**What is needed:** Going through the entries below, copy out each line that contains "JSON".

**Input:**
-- Opening Marker --

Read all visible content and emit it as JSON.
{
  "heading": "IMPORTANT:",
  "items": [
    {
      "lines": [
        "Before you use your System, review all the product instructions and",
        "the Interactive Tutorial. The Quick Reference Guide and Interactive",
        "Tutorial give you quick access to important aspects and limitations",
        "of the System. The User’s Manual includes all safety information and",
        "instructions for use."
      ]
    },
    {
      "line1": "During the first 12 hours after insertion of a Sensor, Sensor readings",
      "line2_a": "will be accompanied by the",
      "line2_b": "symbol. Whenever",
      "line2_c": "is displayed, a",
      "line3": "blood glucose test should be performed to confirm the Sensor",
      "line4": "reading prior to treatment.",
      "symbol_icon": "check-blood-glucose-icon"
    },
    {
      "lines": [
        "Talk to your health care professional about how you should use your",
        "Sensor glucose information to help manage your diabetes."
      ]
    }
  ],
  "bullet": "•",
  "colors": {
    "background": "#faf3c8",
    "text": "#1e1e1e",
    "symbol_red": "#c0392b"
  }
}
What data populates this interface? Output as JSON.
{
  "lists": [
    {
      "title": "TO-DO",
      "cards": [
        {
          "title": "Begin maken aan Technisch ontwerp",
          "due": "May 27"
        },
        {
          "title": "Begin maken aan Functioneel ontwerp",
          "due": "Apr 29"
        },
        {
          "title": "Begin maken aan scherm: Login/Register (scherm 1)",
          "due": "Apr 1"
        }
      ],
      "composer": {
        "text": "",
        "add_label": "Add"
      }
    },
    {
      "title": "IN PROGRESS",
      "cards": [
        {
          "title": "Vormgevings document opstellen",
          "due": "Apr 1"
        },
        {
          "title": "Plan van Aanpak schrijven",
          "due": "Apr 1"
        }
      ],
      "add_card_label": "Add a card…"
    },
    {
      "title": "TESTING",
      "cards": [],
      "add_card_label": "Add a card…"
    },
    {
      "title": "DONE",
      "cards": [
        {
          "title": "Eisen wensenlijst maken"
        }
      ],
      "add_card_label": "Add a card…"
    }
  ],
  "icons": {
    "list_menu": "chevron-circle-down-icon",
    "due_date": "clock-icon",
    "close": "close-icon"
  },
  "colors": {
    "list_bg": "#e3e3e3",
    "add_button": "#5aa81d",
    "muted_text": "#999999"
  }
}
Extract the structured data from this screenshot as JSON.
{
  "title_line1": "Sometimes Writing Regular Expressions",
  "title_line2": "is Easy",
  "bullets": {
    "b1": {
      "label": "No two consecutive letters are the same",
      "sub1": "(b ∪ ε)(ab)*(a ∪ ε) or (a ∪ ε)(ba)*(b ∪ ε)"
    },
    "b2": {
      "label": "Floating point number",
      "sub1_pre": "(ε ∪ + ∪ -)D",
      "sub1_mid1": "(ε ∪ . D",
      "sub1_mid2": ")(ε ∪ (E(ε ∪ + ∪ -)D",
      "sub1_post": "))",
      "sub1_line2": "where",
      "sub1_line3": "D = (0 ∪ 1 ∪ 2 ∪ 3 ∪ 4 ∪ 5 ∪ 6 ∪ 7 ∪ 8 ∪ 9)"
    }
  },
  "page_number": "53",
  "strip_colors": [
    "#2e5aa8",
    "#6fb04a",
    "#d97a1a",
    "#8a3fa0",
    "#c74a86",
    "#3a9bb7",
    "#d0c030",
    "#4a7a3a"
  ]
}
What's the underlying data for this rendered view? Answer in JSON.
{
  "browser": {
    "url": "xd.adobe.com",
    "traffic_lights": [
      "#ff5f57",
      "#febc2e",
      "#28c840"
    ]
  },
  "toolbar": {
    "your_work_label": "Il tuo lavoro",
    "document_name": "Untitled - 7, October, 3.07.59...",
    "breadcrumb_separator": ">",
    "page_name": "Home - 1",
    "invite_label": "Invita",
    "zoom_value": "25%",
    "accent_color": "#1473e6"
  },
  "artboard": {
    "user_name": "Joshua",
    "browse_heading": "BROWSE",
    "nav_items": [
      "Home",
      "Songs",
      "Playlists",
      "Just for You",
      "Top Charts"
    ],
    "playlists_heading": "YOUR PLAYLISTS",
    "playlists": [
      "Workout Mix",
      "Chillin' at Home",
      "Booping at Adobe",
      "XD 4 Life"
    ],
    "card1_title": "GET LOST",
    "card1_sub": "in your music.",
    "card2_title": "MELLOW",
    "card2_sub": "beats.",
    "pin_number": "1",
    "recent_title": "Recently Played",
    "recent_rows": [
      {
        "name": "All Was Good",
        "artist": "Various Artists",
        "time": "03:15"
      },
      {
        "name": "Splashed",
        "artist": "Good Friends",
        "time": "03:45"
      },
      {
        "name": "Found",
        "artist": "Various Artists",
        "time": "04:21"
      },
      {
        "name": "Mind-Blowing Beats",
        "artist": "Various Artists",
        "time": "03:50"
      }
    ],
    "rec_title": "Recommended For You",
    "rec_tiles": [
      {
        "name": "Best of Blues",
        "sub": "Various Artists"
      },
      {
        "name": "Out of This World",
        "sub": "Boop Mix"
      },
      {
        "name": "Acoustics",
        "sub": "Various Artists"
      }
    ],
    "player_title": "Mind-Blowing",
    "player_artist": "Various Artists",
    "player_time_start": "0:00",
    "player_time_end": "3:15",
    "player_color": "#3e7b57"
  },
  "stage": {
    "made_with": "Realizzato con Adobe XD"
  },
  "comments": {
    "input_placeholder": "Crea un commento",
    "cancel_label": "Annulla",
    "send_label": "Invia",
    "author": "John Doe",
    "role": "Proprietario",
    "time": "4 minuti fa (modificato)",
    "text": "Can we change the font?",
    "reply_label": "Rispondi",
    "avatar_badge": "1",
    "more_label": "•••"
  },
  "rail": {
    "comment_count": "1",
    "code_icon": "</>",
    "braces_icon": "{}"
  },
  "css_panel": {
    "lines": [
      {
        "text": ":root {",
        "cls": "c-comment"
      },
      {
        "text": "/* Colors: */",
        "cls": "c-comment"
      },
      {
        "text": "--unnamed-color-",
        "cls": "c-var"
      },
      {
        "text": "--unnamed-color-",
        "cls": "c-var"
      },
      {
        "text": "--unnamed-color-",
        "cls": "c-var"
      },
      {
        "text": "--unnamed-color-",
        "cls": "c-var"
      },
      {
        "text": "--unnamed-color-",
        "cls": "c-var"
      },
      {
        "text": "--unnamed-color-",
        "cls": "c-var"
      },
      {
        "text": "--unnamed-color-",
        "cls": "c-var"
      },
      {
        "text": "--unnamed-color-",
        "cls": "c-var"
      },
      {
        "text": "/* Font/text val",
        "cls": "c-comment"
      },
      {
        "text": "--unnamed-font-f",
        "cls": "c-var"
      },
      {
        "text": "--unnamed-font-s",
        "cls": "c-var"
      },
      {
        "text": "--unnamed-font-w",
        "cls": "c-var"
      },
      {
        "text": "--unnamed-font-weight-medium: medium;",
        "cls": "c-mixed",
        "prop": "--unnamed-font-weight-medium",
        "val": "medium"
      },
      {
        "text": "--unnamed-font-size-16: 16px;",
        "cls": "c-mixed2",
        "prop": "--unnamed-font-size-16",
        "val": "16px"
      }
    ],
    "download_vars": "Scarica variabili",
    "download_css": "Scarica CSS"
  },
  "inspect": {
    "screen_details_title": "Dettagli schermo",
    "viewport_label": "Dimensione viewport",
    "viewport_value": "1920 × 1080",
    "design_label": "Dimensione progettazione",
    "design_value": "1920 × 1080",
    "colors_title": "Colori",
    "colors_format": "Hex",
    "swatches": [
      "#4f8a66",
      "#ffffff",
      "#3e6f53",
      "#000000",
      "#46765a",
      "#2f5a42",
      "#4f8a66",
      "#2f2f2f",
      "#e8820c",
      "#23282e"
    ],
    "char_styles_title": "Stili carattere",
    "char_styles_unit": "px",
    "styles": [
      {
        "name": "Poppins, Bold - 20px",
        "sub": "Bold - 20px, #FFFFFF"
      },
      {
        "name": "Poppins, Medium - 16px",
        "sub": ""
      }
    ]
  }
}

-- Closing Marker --

**Solved exercise:**
Read all visible content and emit it as JSON.
What data populates this interface? Output as JSON.
Extract the structured data from this screenshot as JSON.
What's the underlying data for this rendered view? Answer in JSON.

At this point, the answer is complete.